In today’s science, a video purports that the Pangaea theory is wrong and that the continents are not being pushed around by the tectonic plates. The video claims the world is growing and it gives a pretty decent argument. There are still questions about how the Earth can grow but keep the same density. Is there any real evidence to support the growing theory? Today the ScienceDaily reported that the Earth’s crust is missing in the middle of the Atlantic.

Scientists have discovered a large area thousands of square kilometres in extent in the middle of the Atlantic where the Earth’s crust appears to be missing. Instead, the mantle – the deep interior of the Earth, normally covered by crust many kilometres thick – is exposed on the seafloor, 3000m below the surface. [Source]

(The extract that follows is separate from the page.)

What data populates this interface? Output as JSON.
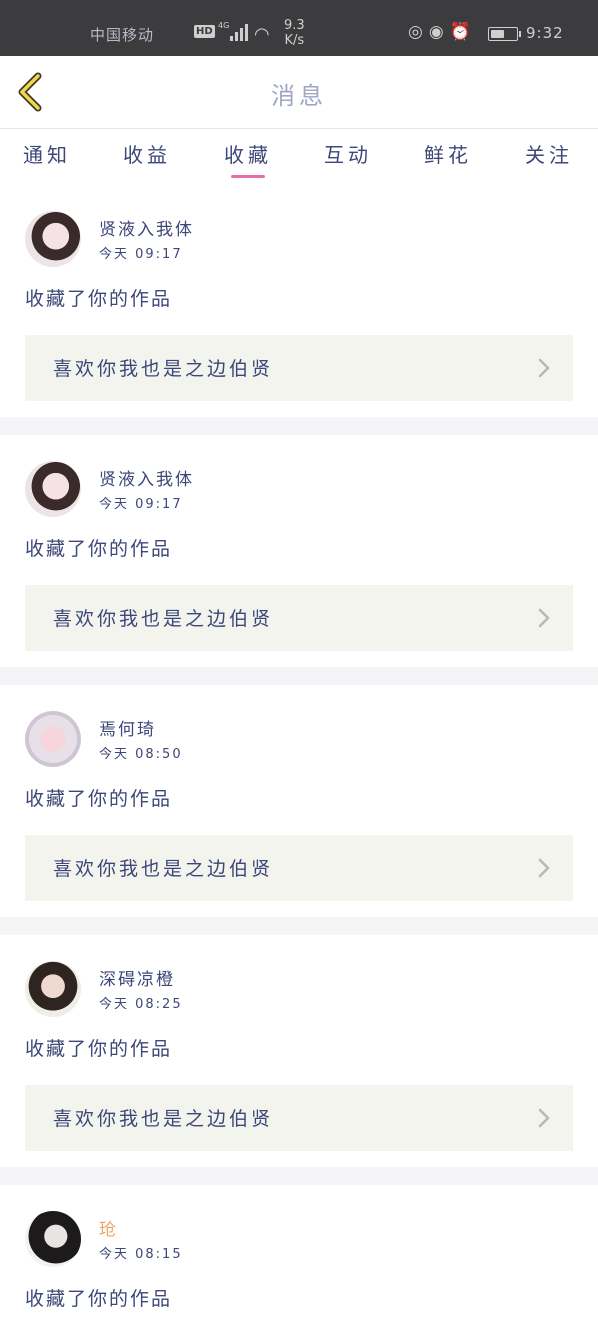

Could this gaping wound be where the Earth has grown and simply not yet reformed the crust? Of course, if the Earth is growing, seems like with today’s technology it would be fairly simple to measure.